Even those of us who have trained for strength for decades have noticed a downhill slide in our physical capacity. Our ability to produce power – the ability to produce force quickly and explosively – diminishes with age whether we train it or not. This is due to changes in the motor neurons and the muscles that control the explosive parts of the system, and even training cannot completely halt the process. The ability to react quickly with our bodies – to a loss of balance, a rapid change in position, or a falling jar of mustard – is the way power is displayed in everyday situations. Strength training should involve some explosive work too, but just maintaining strength slows the loss of power capacity.

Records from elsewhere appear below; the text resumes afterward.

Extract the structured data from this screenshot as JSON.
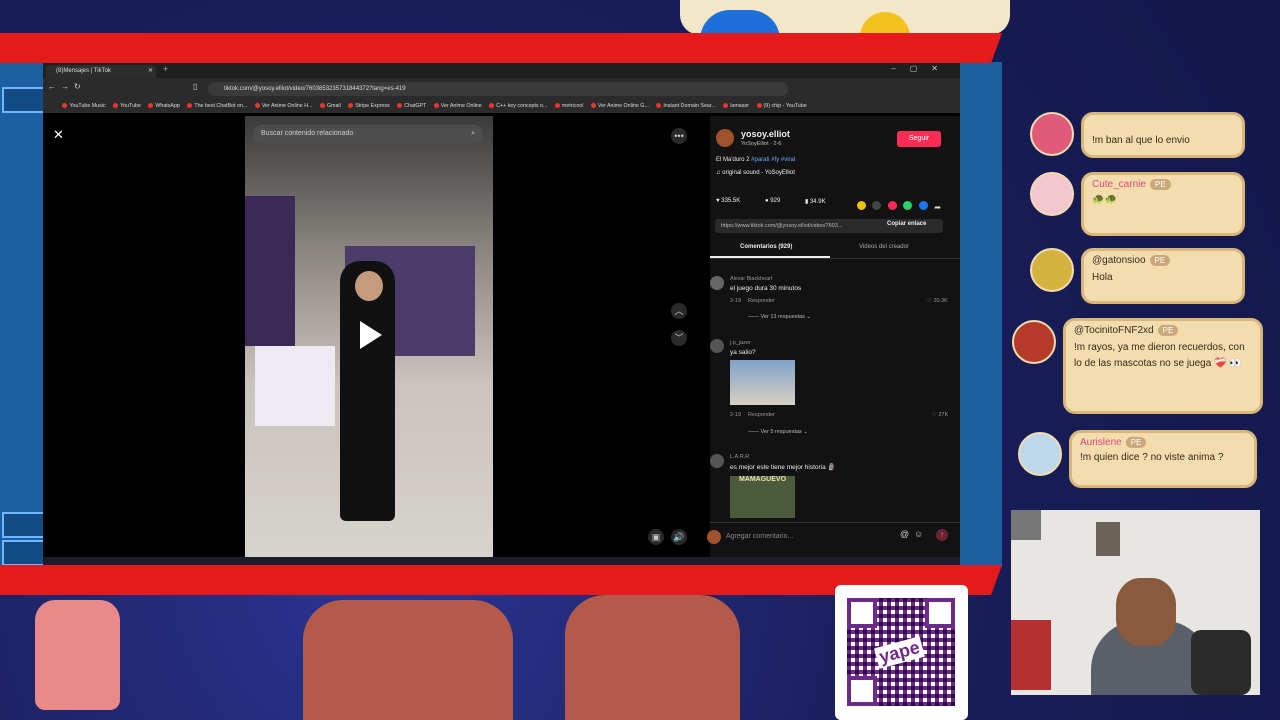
{
  "browser": {
    "tab_title": "(8)Mensajes | TikTok",
    "url": "tiktok.com/@yosoy.elliot/video/7603853235731844372?lang=es-419",
    "bookmarks": [
      "YouTube Music",
      "YouTube",
      "WhatsApp",
      "The best ChatBot on...",
      "Ver Anime Online H...",
      "Gmail",
      "Stripe Express",
      "ChatGPT",
      "Ver Anime Online",
      "C++ key concepts o...",
      "metricool",
      "Ver Anime Online G...",
      "Instant Domain Sear...",
      "lamasor",
      "(9) chip - YouTube"
    ]
  },
  "video": {
    "search_placeholder": "Buscar contenido relacionado"
  },
  "panel": {
    "username": "yosoy.elliot",
    "display_name": "YoSoyElliot · 2-6",
    "follow_label": "Seguir",
    "caption_text": "El Ma'duro 2",
    "caption_tags": "#parati #fy #viral",
    "sound": "original sound - YoSoyElliot",
    "likes": "335.5K",
    "comments_count": "929",
    "saves": "34.9K",
    "link": "https://www.tiktok.com/@yosoy.elliot/video/7603...",
    "copy_link": "Copiar enlace",
    "tab_comments": "Comentarios (929)",
    "tab_creator": "Videos del creador",
    "comments": [
      {
        "user": "Alexie Blackheart",
        "text": "el juego dura 30 minutos",
        "date": "2-19",
        "reply": "Responder",
        "likes": "20.3K",
        "replies": "Ver 13 respuestas"
      },
      {
        "user": "j.p_jazer",
        "text": "ya salio?",
        "date": "2-19",
        "reply": "Responder",
        "likes": "27K",
        "replies": "Ver 5 respuestas"
      },
      {
        "user": "L.A.R.R",
        "text": "es mejor este tiene mejor historia 🗿",
        "image_text": "MAMAGUEVO"
      }
    ],
    "comment_placeholder": "Agregar comentario..."
  },
  "chat": [
    {
      "user": "",
      "text": "!m ban al que lo envio"
    },
    {
      "user": "Cute_carnie",
      "badge": "PE",
      "text": "🐢🐢"
    },
    {
      "user": "@gatonsioo",
      "badge": "PE",
      "text": "Hola"
    },
    {
      "user": "@TocinitoFNF2xd",
      "badge": "PE",
      "text": "!m rayos, ya me dieron recuerdos, con lo de las mascotas no se juega ❤️‍🩹 👀"
    },
    {
      "user": "Aurislene",
      "badge": "PE",
      "text": "!m quien dice ? no viste anima ?"
    }
  ],
  "qr": {
    "brand": "yape"
  },
  "colors": {
    "accent_red": "#e51b1b",
    "tiktok_pink": "#fe2c55",
    "bubble": "#f3dcae",
    "background": "#1b2260"
  }
}
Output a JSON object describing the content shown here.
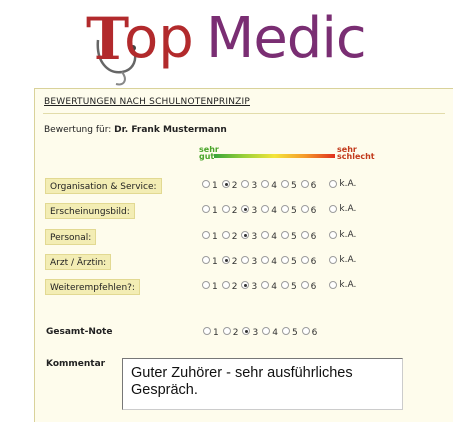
{
  "logo": {
    "t": "T",
    "op": "op",
    "medic": "Medic"
  },
  "page": {
    "heading": "BEWERTUNGEN NACH SCHULNOTENPRINZIP",
    "for_label": "Bewertung für:",
    "doctor": "Dr. Frank Mustermann"
  },
  "scale": {
    "good": "sehr gut",
    "good_1": "sehr",
    "good_2": "gut",
    "bad_1": "sehr",
    "bad_2": "schlecht"
  },
  "criteria": [
    {
      "label": "Organisation & Service:",
      "selected": "2"
    },
    {
      "label": "Erscheinungsbild:",
      "selected": "3"
    },
    {
      "label": "Personal:",
      "selected": "3"
    },
    {
      "label": "Arzt / Ärztin:",
      "selected": "2"
    },
    {
      "label": "Weiterempfehlen?:",
      "selected": "3"
    }
  ],
  "options": [
    "1",
    "2",
    "3",
    "4",
    "5",
    "6"
  ],
  "ka_label": "k.A.",
  "gesamt": {
    "label": "Gesamt-Note",
    "selected": "3"
  },
  "kommentar": {
    "label": "Kommentar",
    "text": "Guter Zuhörer - sehr ausführliches Gespräch."
  },
  "colors": {
    "brand_red": "#b22a2c",
    "brand_purple": "#7a2e73",
    "panel_bg": "#fefcec",
    "label_bg": "#f3edb4"
  }
}
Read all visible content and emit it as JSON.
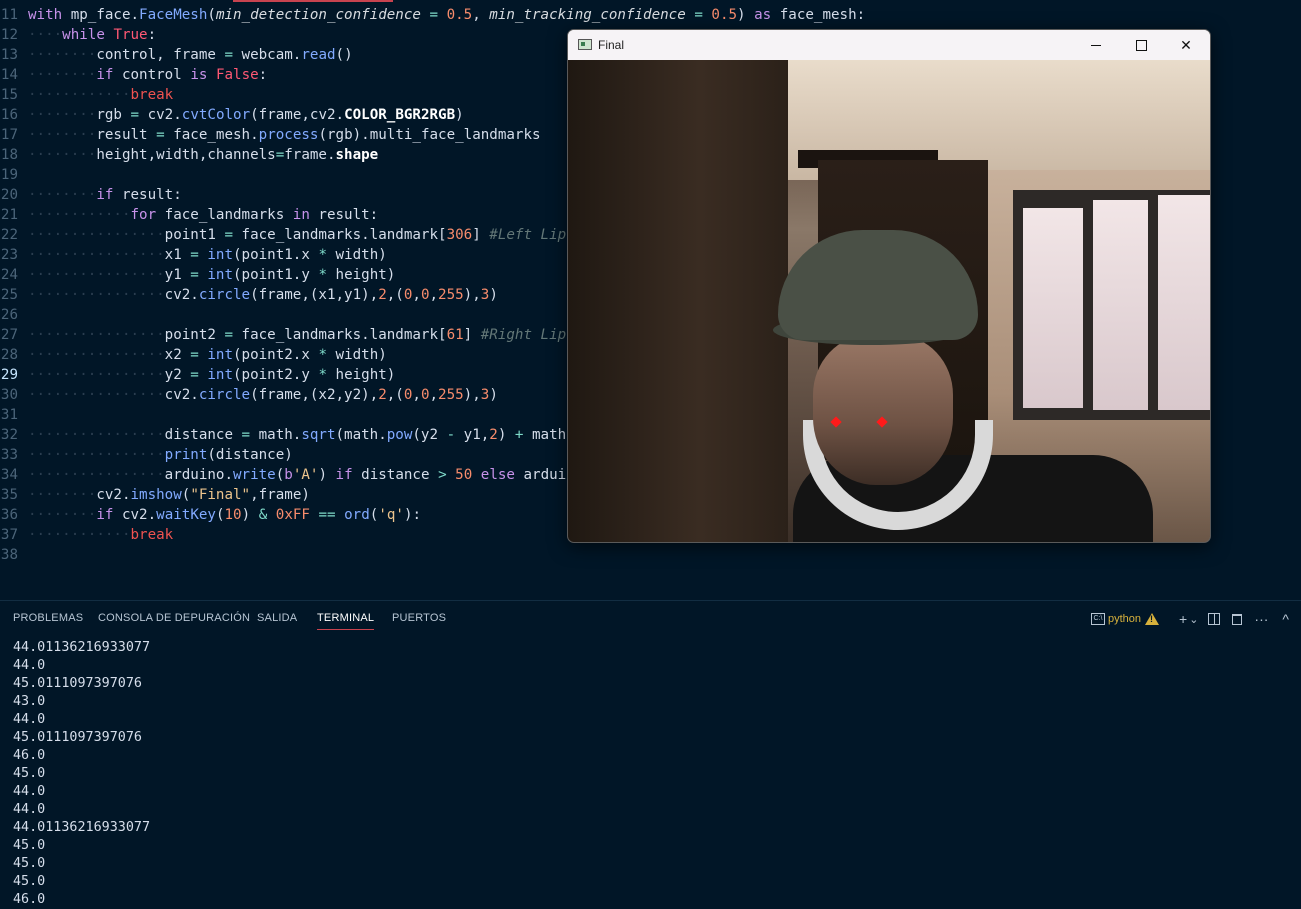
{
  "editor": {
    "lines": [
      {
        "n": "11",
        "parts": [
          [
            "kw",
            "with"
          ],
          [
            "var",
            " mp_face."
          ],
          [
            "fn",
            "FaceMesh"
          ],
          [
            "var",
            "("
          ],
          [
            "param",
            "min_detection_confidence"
          ],
          [
            "var",
            " "
          ],
          [
            "op",
            "="
          ],
          [
            "var",
            " "
          ],
          [
            "num",
            "0.5"
          ],
          [
            "var",
            ", "
          ],
          [
            "param",
            "min_tracking_confidence"
          ],
          [
            "var",
            " "
          ],
          [
            "op",
            "="
          ],
          [
            "var",
            " "
          ],
          [
            "num",
            "0.5"
          ],
          [
            "var",
            ") "
          ],
          [
            "kw",
            "as"
          ],
          [
            "var",
            " face_mesh:"
          ]
        ]
      },
      {
        "n": "12",
        "parts": [
          [
            "ws",
            "····"
          ],
          [
            "ctl",
            "while"
          ],
          [
            "var",
            " "
          ],
          [
            "bool",
            "True"
          ],
          [
            "var",
            ":"
          ]
        ]
      },
      {
        "n": "13",
        "parts": [
          [
            "ws",
            "········"
          ],
          [
            "var",
            "control, frame "
          ],
          [
            "op",
            "="
          ],
          [
            "var",
            " webcam."
          ],
          [
            "fn",
            "read"
          ],
          [
            "var",
            "()"
          ]
        ]
      },
      {
        "n": "14",
        "parts": [
          [
            "ws",
            "········"
          ],
          [
            "ctl",
            "if"
          ],
          [
            "var",
            " control "
          ],
          [
            "kw",
            "is"
          ],
          [
            "var",
            " "
          ],
          [
            "bool",
            "False"
          ],
          [
            "var",
            ":"
          ]
        ]
      },
      {
        "n": "15",
        "parts": [
          [
            "ws",
            "············"
          ],
          [
            "brk",
            "break"
          ]
        ]
      },
      {
        "n": "16",
        "parts": [
          [
            "ws",
            "········"
          ],
          [
            "var",
            "rgb "
          ],
          [
            "op",
            "="
          ],
          [
            "var",
            " cv2."
          ],
          [
            "fn",
            "cvtColor"
          ],
          [
            "var",
            "(frame,cv2."
          ],
          [
            "bold",
            "COLOR_BGR2RGB"
          ],
          [
            "var",
            ")"
          ]
        ]
      },
      {
        "n": "17",
        "parts": [
          [
            "ws",
            "········"
          ],
          [
            "var",
            "result "
          ],
          [
            "op",
            "="
          ],
          [
            "var",
            " face_mesh."
          ],
          [
            "fn",
            "process"
          ],
          [
            "var",
            "(rgb).multi_face_landmarks"
          ]
        ]
      },
      {
        "n": "18",
        "parts": [
          [
            "ws",
            "········"
          ],
          [
            "var",
            "height,width,channels"
          ],
          [
            "op",
            "="
          ],
          [
            "var",
            "frame."
          ],
          [
            "bold",
            "shape"
          ]
        ]
      },
      {
        "n": "19",
        "parts": []
      },
      {
        "n": "20",
        "parts": [
          [
            "ws",
            "········"
          ],
          [
            "ctl",
            "if"
          ],
          [
            "var",
            " result:"
          ]
        ]
      },
      {
        "n": "21",
        "parts": [
          [
            "ws",
            "············"
          ],
          [
            "ctl",
            "for"
          ],
          [
            "var",
            " face_landmarks "
          ],
          [
            "kw",
            "in"
          ],
          [
            "var",
            " result:"
          ]
        ]
      },
      {
        "n": "22",
        "parts": [
          [
            "ws",
            "················"
          ],
          [
            "var",
            "point1 "
          ],
          [
            "op",
            "="
          ],
          [
            "var",
            " face_landmarks.landmark["
          ],
          [
            "num",
            "306"
          ],
          [
            "var",
            "] "
          ],
          [
            "cmt",
            "#Left Lip co"
          ]
        ]
      },
      {
        "n": "23",
        "parts": [
          [
            "ws",
            "················"
          ],
          [
            "var",
            "x1 "
          ],
          [
            "op",
            "="
          ],
          [
            "var",
            " "
          ],
          [
            "fn",
            "int"
          ],
          [
            "var",
            "(point1.x "
          ],
          [
            "op",
            "*"
          ],
          [
            "var",
            " width)"
          ]
        ]
      },
      {
        "n": "24",
        "parts": [
          [
            "ws",
            "················"
          ],
          [
            "var",
            "y1 "
          ],
          [
            "op",
            "="
          ],
          [
            "var",
            " "
          ],
          [
            "fn",
            "int"
          ],
          [
            "var",
            "(point1.y "
          ],
          [
            "op",
            "*"
          ],
          [
            "var",
            " height)"
          ]
        ]
      },
      {
        "n": "25",
        "parts": [
          [
            "ws",
            "················"
          ],
          [
            "var",
            "cv2."
          ],
          [
            "fn",
            "circle"
          ],
          [
            "var",
            "(frame,(x1,y1),"
          ],
          [
            "num",
            "2"
          ],
          [
            "var",
            ",("
          ],
          [
            "num",
            "0"
          ],
          [
            "var",
            ","
          ],
          [
            "num",
            "0"
          ],
          [
            "var",
            ","
          ],
          [
            "num",
            "255"
          ],
          [
            "var",
            "),"
          ],
          [
            "num",
            "3"
          ],
          [
            "var",
            ")"
          ]
        ]
      },
      {
        "n": "26",
        "parts": []
      },
      {
        "n": "27",
        "parts": [
          [
            "ws",
            "················"
          ],
          [
            "var",
            "point2 "
          ],
          [
            "op",
            "="
          ],
          [
            "var",
            " face_landmarks.landmark["
          ],
          [
            "num",
            "61"
          ],
          [
            "var",
            "] "
          ],
          [
            "cmt",
            "#Right Lip co"
          ]
        ]
      },
      {
        "n": "28",
        "parts": [
          [
            "ws",
            "················"
          ],
          [
            "var",
            "x2 "
          ],
          [
            "op",
            "="
          ],
          [
            "var",
            " "
          ],
          [
            "fn",
            "int"
          ],
          [
            "var",
            "(point2.x "
          ],
          [
            "op",
            "*"
          ],
          [
            "var",
            " width)"
          ]
        ]
      },
      {
        "n": "29",
        "active": true,
        "parts": [
          [
            "ws",
            "················"
          ],
          [
            "var",
            "y2 "
          ],
          [
            "op",
            "="
          ],
          [
            "var",
            " "
          ],
          [
            "fn",
            "int"
          ],
          [
            "var",
            "(point2.y "
          ],
          [
            "op",
            "*"
          ],
          [
            "var",
            " height)"
          ]
        ]
      },
      {
        "n": "30",
        "parts": [
          [
            "ws",
            "················"
          ],
          [
            "var",
            "cv2."
          ],
          [
            "fn",
            "circle"
          ],
          [
            "var",
            "(frame,(x2,y2),"
          ],
          [
            "num",
            "2"
          ],
          [
            "var",
            ",("
          ],
          [
            "num",
            "0"
          ],
          [
            "var",
            ","
          ],
          [
            "num",
            "0"
          ],
          [
            "var",
            ","
          ],
          [
            "num",
            "255"
          ],
          [
            "var",
            "),"
          ],
          [
            "num",
            "3"
          ],
          [
            "var",
            ")"
          ]
        ]
      },
      {
        "n": "31",
        "parts": []
      },
      {
        "n": "32",
        "parts": [
          [
            "ws",
            "················"
          ],
          [
            "var",
            "distance "
          ],
          [
            "op",
            "="
          ],
          [
            "var",
            " math."
          ],
          [
            "fn",
            "sqrt"
          ],
          [
            "var",
            "(math."
          ],
          [
            "fn",
            "pow"
          ],
          [
            "var",
            "(y2 "
          ],
          [
            "op",
            "-"
          ],
          [
            "var",
            " y1,"
          ],
          [
            "num",
            "2"
          ],
          [
            "var",
            ") "
          ],
          [
            "op",
            "+"
          ],
          [
            "var",
            " math.po"
          ]
        ]
      },
      {
        "n": "33",
        "parts": [
          [
            "ws",
            "················"
          ],
          [
            "fn",
            "print"
          ],
          [
            "var",
            "(distance)"
          ]
        ]
      },
      {
        "n": "34",
        "parts": [
          [
            "ws",
            "················"
          ],
          [
            "var",
            "arduino."
          ],
          [
            "fn",
            "write"
          ],
          [
            "var",
            "("
          ],
          [
            "kw",
            "b"
          ],
          [
            "str",
            "'A'"
          ],
          [
            "var",
            ") "
          ],
          [
            "ctl",
            "if"
          ],
          [
            "var",
            " distance "
          ],
          [
            "op",
            ">"
          ],
          [
            "var",
            " "
          ],
          [
            "num",
            "50"
          ],
          [
            "var",
            " "
          ],
          [
            "ctl",
            "else"
          ],
          [
            "var",
            " arduino."
          ]
        ]
      },
      {
        "n": "35",
        "parts": [
          [
            "ws",
            "········"
          ],
          [
            "var",
            "cv2."
          ],
          [
            "fn",
            "imshow"
          ],
          [
            "var",
            "("
          ],
          [
            "str",
            "\"Final\""
          ],
          [
            "var",
            ",frame)"
          ]
        ]
      },
      {
        "n": "36",
        "parts": [
          [
            "ws",
            "········"
          ],
          [
            "ctl",
            "if"
          ],
          [
            "var",
            " cv2."
          ],
          [
            "fn",
            "waitKey"
          ],
          [
            "var",
            "("
          ],
          [
            "num",
            "10"
          ],
          [
            "var",
            ") "
          ],
          [
            "op",
            "&"
          ],
          [
            "var",
            " "
          ],
          [
            "num",
            "0xFF"
          ],
          [
            "var",
            " "
          ],
          [
            "op",
            "=="
          ],
          [
            "var",
            " "
          ],
          [
            "fn",
            "ord"
          ],
          [
            "var",
            "("
          ],
          [
            "str",
            "'q'"
          ],
          [
            "var",
            "):"
          ]
        ]
      },
      {
        "n": "37",
        "parts": [
          [
            "ws",
            "············"
          ],
          [
            "brk",
            "break"
          ]
        ]
      },
      {
        "n": "38",
        "parts": []
      }
    ]
  },
  "window": {
    "title": "Final",
    "minimize_label": "—",
    "maximize_label": "",
    "close_label": "✕"
  },
  "panel": {
    "tabs": [
      "PROBLEMAS",
      "CONSOLA DE DEPURACIÓN",
      "SALIDA",
      "TERMINAL",
      "PUERTOS"
    ],
    "active_tab": "TERMINAL",
    "terminal_name": "python",
    "add_label": "+",
    "dropdown_label": "⌄",
    "more_label": "···",
    "maximize_label": "^",
    "output": [
      "44.01136216933077",
      "44.0",
      "45.0111097397076",
      "43.0",
      "44.0",
      "45.0111097397076",
      "46.0",
      "45.0",
      "44.0",
      "44.0",
      "44.01136216933077",
      "45.0",
      "45.0",
      "45.0",
      "46.0"
    ]
  },
  "icons": {
    "app": "window-app-icon",
    "warning_color": "#d7b13c",
    "accent": "#c7434f",
    "landmark_color": "#ff1a1a"
  }
}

The loss of strength also means the loss of muscle mass. Muscle tissue is not merely the stuff that generates force and moves us around. Muscles, in a very real sense, are glands that actively participate in the physiological regulation of our bodies. Muscles produce signaling substances that affect all the systems that must be maintained for continued normal functioning. A chronic loss of muscle mass is associated with poor health, and a profound loss of muscle mass is highly correlated with death.
The absence of skeletal loading is typical for older people, since we now hire the heavy work done instead of doing it ourselves. And just like muscles, bones adapt to the “stress” of being unloaded by getting thinner and less dense. Running is not a weight-bearing exercise in the sense that strength training is. It’s just a “you-bearing” exercise, and the impact of repeated footfalls affects only the legs. In fact, people sensitive to impact have far fewer problems with the static nature of barbell training than they do the repeated impacts of running. A barbell sitting on the shoulders or held overhead in the hands loads the skeleton in a way that other exercises cannot do, and a strength training program always results in the preservation of bone density. Coupled with the strength necessary to control your balance, this is the best insurance against the tragic and often fatal hip or pelvic fracture that an older person can acquire.
But the loss of strength can be slowed down quite a bit, and for older people who have never trained before, a vast amount of improvement can take place in a relatively short span of time. I have trained many older competitive “masters” lifters who started out as disinterested gym members and then experienced a sudden change of attitude when their strength doubled with six months of lifting weights. These people will tell you about the difference strength training – not running – has made in their lives..
Being strong is better than not being strong, strength must be prepared for specifically, and physical stress that lacks force production as a limiting factor cannot make you stronger. As you age, your strength goes away, and unless you do something to address this situation, you will be weaker. Much weaker. This is bad. So, make your plans now.